Mathematician David Mumford
Mathematician David Mumford
David Mumford, a part-time resident of Tenants Harbor and one of the leading mathematicians in the United States, was granted the presidential National Medal of Science earlier this month. President Obama will award the medal, which is the highest scientific honor in the country, at a White House ceremony later this fall.

Mumford, a professor emeritus at Brown University who retired from teaching earlier this year after 50 years at Harvard and Brown, is still an active research mathematician.

"Oh, I couldn't give that up," said Mumford. "It's too much fun."

Referring to himself as a science guy in a large family of artists and poets, including his wife, painter Jenifer Mumford, and painters Charles Duback, Steve Mumford and Inka Essenhigh, Mumford speculated that the creative people around him provide a counterpoint to his scientific work in the world of math.

That work has fundamentally changed algebraic geometry and was important in understanding string theory in physics.

"Math is used as a tool and can make unexpected connections between two sets of problems that seem to be unrelated," said Mumford. "It's a link. Math makes the connections possible."

One of the math tools Mumford created, geometric invariant theory, can be used to create mathematical versions of maps. Just as a map has points that stand for roads and hills, but are not the roads and hills themselves, so math can create an equivalent of a map, a bird's eye view of the totality of various mathematical objects, said Mumford.

This tool was later employed in string theory to measure and predict movement across space and time.

"It was a mathematical problem that was beautiful in its own right," said Mumford. "String theory used it later."

Mumford made his name in pure math, but leaned towards applied mathematics, which drew him away from Harvard to Brown University in the mid-1990s.

At Brown, Mumford worked on mathematical models for feedback loops and how they function in computers and in the human brain.

"We had this dream in the 1960s of a powerful computer that was as smart as a human being," he said. "That turned out to be nonsense.
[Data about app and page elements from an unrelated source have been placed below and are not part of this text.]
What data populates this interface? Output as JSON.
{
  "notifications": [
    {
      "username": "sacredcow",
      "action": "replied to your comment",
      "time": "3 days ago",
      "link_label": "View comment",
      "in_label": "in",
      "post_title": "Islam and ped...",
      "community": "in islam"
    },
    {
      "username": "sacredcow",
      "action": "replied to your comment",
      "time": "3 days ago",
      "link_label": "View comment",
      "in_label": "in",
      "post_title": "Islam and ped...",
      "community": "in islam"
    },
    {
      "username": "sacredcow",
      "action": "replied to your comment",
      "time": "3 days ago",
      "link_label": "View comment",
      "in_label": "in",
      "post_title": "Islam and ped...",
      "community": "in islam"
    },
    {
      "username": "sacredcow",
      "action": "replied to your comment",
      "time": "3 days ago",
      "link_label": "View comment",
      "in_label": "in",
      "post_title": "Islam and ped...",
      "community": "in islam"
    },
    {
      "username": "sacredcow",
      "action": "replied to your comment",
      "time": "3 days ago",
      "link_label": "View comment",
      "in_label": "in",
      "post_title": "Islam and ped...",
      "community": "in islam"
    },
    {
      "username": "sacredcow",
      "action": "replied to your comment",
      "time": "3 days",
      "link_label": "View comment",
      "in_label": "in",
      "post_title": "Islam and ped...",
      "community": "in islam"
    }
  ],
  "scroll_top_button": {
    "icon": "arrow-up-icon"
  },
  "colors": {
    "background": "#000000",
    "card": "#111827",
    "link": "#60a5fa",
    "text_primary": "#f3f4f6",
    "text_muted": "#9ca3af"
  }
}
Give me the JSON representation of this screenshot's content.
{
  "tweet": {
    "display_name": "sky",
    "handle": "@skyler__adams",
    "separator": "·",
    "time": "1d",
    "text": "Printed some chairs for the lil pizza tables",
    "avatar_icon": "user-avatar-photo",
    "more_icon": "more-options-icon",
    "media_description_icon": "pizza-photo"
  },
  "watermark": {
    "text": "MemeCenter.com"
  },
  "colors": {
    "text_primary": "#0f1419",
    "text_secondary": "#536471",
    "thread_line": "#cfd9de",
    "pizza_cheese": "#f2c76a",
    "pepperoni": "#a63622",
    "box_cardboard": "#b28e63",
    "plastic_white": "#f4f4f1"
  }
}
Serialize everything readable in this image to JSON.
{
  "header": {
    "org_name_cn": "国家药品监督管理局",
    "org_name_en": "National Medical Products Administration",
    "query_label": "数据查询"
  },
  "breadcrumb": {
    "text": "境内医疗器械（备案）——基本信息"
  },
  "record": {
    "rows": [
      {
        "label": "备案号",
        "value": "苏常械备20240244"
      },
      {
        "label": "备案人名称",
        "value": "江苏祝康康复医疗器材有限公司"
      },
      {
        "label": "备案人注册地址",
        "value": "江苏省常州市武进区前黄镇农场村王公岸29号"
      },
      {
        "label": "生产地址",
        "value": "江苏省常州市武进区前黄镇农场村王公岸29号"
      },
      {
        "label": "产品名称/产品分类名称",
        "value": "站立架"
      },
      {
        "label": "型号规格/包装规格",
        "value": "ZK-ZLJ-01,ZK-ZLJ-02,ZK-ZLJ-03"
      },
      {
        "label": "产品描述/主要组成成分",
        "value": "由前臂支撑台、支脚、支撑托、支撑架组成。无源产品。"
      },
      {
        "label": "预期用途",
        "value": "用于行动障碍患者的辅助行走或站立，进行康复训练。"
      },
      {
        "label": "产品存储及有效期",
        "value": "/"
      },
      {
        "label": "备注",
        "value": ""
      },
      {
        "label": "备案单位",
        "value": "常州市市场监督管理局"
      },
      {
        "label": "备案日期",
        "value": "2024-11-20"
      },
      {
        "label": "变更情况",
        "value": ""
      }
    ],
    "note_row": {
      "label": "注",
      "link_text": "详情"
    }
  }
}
It's very hard to duplicate a human being, but we could look at pattern theory and how it works in computers and in the brain."

Feedback loops are essentially return pathways that allow a brain or a computer to loop back and pick up more information or move along one path to the next and share information.
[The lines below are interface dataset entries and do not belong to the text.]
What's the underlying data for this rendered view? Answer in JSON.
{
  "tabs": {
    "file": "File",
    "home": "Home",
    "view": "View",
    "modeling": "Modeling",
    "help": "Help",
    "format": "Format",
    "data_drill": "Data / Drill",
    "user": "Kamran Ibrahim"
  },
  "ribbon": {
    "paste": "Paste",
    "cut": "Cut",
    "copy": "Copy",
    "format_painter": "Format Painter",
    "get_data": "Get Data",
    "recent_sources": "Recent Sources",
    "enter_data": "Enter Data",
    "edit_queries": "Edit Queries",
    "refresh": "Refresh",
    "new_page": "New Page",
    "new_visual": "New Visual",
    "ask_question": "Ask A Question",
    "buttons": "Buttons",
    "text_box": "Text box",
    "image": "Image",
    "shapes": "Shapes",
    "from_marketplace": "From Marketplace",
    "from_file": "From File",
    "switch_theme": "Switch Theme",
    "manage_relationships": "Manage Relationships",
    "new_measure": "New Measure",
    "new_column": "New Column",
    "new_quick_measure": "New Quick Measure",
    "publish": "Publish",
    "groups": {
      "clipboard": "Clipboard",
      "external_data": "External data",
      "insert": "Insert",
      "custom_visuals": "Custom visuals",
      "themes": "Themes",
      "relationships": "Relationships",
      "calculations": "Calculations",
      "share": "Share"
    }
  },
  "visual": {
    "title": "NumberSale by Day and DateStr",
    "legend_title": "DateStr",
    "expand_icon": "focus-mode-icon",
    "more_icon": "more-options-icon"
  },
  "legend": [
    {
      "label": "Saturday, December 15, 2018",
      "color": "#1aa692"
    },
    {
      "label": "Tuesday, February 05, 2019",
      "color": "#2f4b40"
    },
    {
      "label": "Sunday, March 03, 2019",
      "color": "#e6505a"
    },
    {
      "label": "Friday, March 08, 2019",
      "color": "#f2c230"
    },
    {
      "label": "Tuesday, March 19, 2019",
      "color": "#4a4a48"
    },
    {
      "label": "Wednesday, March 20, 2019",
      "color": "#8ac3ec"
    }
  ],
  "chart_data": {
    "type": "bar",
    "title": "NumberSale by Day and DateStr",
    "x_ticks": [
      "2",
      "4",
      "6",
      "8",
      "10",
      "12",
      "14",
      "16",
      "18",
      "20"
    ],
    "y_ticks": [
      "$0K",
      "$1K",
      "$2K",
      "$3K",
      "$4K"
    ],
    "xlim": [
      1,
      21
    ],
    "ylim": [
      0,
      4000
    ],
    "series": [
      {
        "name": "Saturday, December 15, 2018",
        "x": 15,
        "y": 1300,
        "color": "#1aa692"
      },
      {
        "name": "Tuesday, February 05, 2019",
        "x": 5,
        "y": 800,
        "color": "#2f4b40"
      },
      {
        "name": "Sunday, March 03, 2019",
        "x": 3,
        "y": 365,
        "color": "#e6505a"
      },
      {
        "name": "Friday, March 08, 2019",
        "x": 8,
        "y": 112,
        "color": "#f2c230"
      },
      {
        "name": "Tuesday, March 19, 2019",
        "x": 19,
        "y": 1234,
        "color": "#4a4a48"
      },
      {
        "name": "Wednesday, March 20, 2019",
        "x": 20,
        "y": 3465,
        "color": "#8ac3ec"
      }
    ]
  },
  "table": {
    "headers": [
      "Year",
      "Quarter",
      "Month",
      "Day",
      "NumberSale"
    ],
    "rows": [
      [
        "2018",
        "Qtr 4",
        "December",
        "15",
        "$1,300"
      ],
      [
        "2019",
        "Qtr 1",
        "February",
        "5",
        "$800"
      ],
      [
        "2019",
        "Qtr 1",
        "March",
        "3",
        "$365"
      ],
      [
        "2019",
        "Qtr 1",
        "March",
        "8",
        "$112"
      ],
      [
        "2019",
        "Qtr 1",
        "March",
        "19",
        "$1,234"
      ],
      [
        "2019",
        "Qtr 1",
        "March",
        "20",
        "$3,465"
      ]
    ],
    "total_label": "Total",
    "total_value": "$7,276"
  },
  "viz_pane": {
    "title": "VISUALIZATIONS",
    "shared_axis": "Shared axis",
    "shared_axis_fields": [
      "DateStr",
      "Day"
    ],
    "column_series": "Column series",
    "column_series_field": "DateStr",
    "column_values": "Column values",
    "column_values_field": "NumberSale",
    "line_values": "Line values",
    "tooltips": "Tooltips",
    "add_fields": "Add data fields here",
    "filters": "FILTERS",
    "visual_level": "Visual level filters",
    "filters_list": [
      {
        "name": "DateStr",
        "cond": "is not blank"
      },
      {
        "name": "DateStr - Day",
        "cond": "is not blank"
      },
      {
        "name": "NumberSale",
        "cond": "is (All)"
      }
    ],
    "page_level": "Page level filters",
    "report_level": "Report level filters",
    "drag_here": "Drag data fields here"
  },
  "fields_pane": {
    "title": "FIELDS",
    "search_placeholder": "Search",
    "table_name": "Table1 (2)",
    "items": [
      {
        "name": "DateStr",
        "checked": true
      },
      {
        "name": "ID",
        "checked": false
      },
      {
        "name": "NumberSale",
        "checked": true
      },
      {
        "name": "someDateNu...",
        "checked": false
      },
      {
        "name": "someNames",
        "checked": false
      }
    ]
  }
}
Mumford simply described the analysis in neurobiology that led to a deeper understanding of how the brain processes information.
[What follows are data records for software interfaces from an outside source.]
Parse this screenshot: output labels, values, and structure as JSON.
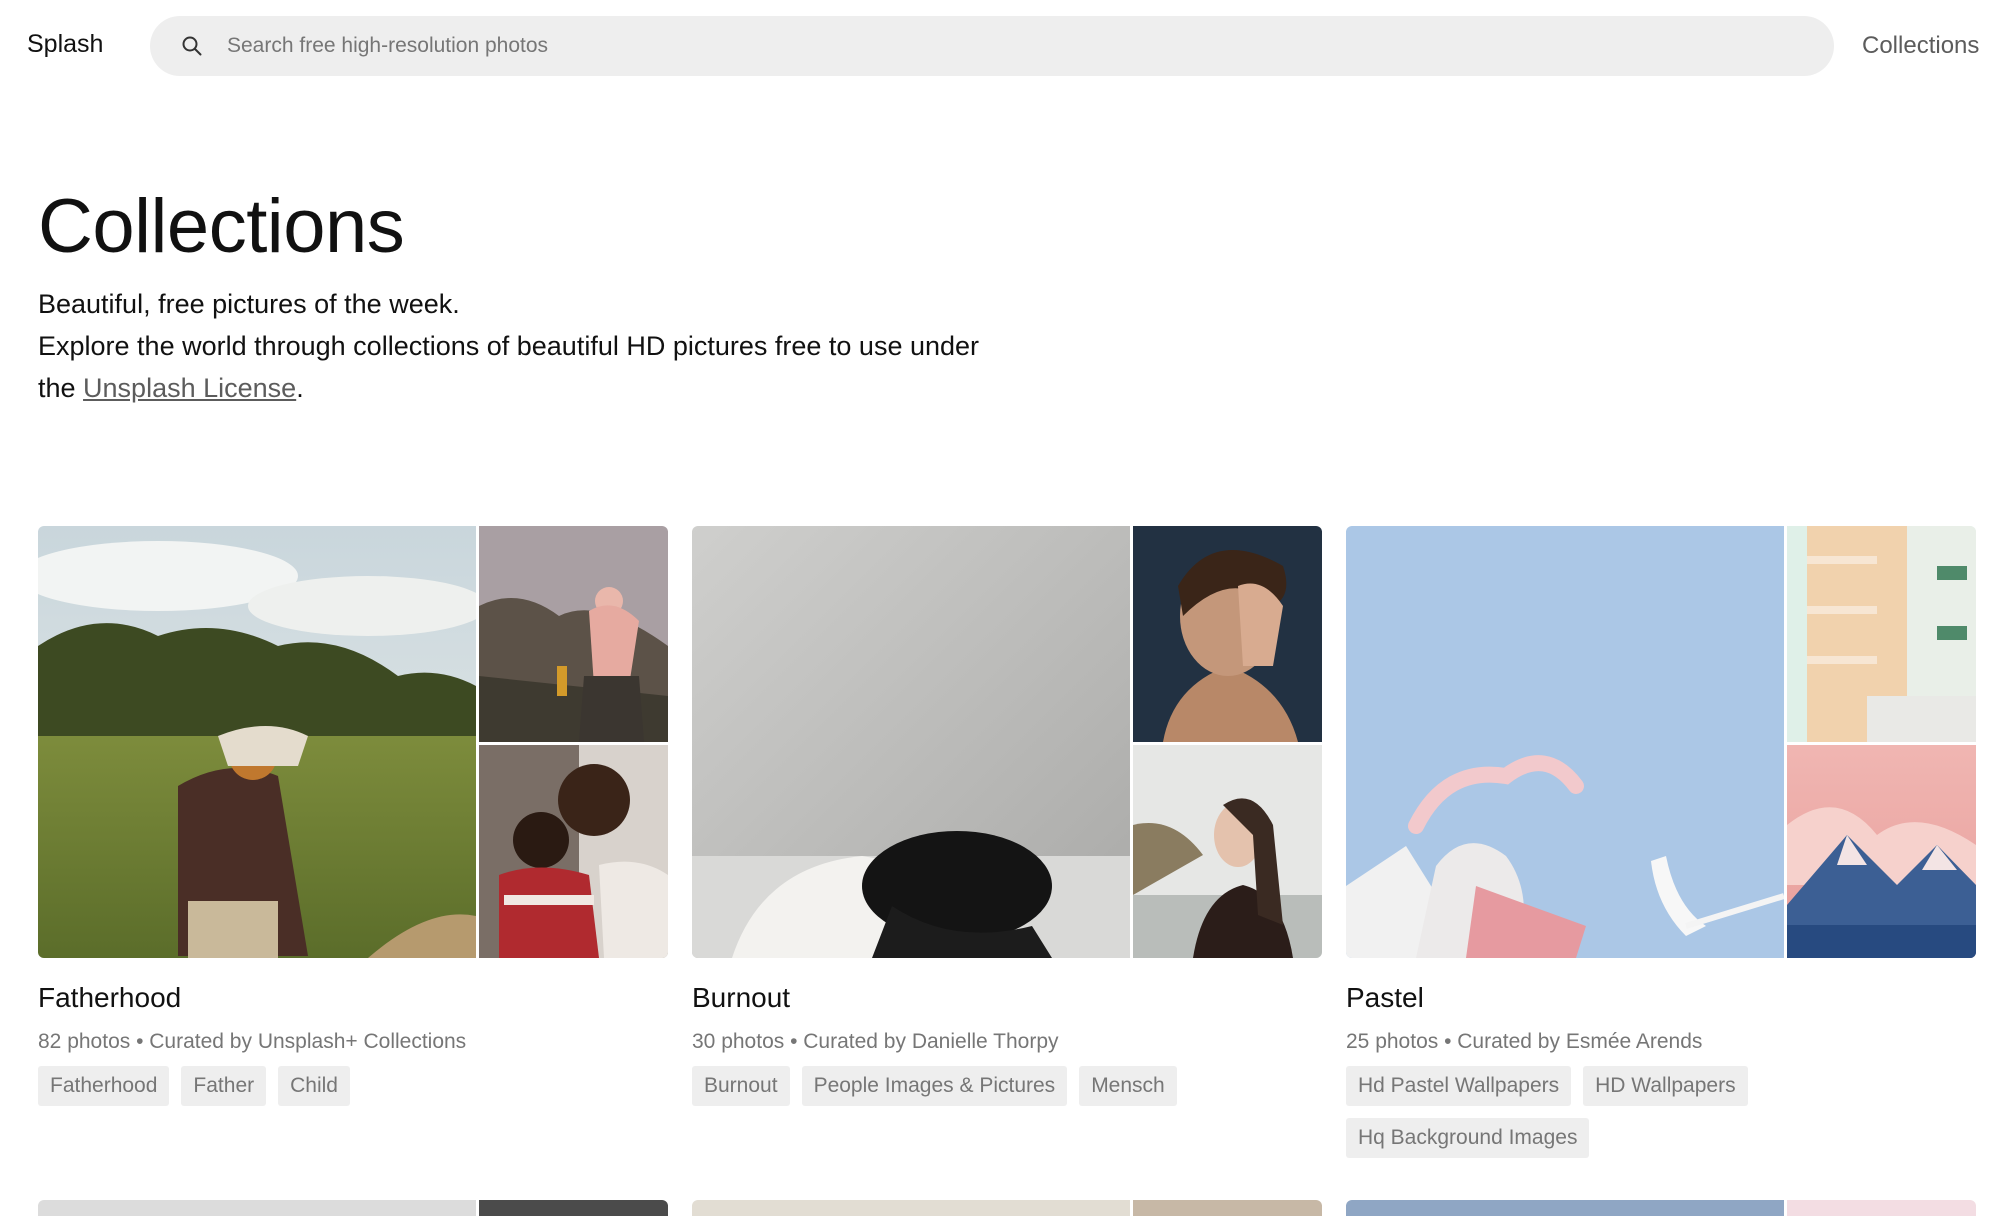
{
  "header": {
    "brand": "Splash",
    "search_placeholder": "Search free high-resolution photos",
    "nav_collections": "Collections"
  },
  "hero": {
    "title": "Collections",
    "line1": "Beautiful, free pictures of the week.",
    "line2_prefix": "Explore the world through collections of beautiful HD pictures free to use under the ",
    "license_link": "Unsplash License",
    "line2_suffix": "."
  },
  "collections": [
    {
      "title": "Fatherhood",
      "meta": "82 photos • Curated by Unsplash+ Collections",
      "tags": [
        "Fatherhood",
        "Father",
        "Child"
      ]
    },
    {
      "title": "Burnout",
      "meta": "30 photos • Curated by Danielle Thorpy",
      "tags": [
        "Burnout",
        "People Images & Pictures",
        "Mensch"
      ]
    },
    {
      "title": "Pastel",
      "meta": "25 photos • Curated by Esmée Arends",
      "tags": [
        "Hd Pastel Wallpapers",
        "HD Wallpapers",
        "Hq Background Images"
      ]
    }
  ],
  "colors": {
    "text": "#111111",
    "muted": "#767676",
    "chip_bg": "#eeeeee",
    "search_bg": "#eeeeee",
    "link": "#5c5c5c"
  },
  "icons": {
    "search": "search-icon"
  }
}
"A visual signal comes into the back of the brain in the occipital lobe," said Mumford. "The premise was that that part of the brain would distinguish shapes and lines."

But not much else.

Mumford's work helped reveal that the occipital lobe was involved in a much more complicated process: the visual cue would trigger the basic response of shape, but only for a fraction of a second before sending that information back in a feedback loop that would detect more information, such as the direction of the illuminating light and the shadows.

Mumford said that information has not yet been applied in a non-academic way but gave an example of possible applications for this kind of research.

John Donoghue, one of Mumford's colleagues, is in the experimental stages of testing an implant into the motor cortex that would allow paraplegics to turn a thought into an action through the use of electrodes. For example, if the paralyzed person thought "move cursor," the signal would be sent to a computer that is trained to respond to that signal and an action would follow. The same could be true with other cues.

"To go further requires more sophisticated theories," said Mumford. "This is a relatively primitive theory right now, but it has potential."

In contemplating creativity in science and math that can lead to exciting discoveries, Mumford said the process is closer to that of the artist than is commonly recognized.

"The paintings by Jackson Pollock are the classic example, but not the only one," said Mumford, referring to the spatter paint canvases Pollock created in the 1940s. "They seemed random. At the same time, in Los Alamos, John Van Neumann developed the Monte Carlo method to use a random selection of a small number of atoms to predict how the whole atomic bomb would explode."

The mathematical methods for predicting how the blast would disperse and Pollock's paintings both used randomness in revolutionary and constructive ways, said Mumford.

In the late 19th century both math and Impressionist art began to deal with complexity and irregular variations.

"Like the shadows in Renoir's 'Dance at Le Moulin de la Galette,' " said Mumford, referring to the famous outdoor dance scene painted by French Impressionist painter Pierre-Auguste Renoir that captures the play of light, shadow and movement in unexpected ways.

As to the National Medal of Science, Mumford said he was pleased, but that others had made valuable contributions in his field.

"I'm pleased it will bring attention to the important role of science and mathematics in our society," he said.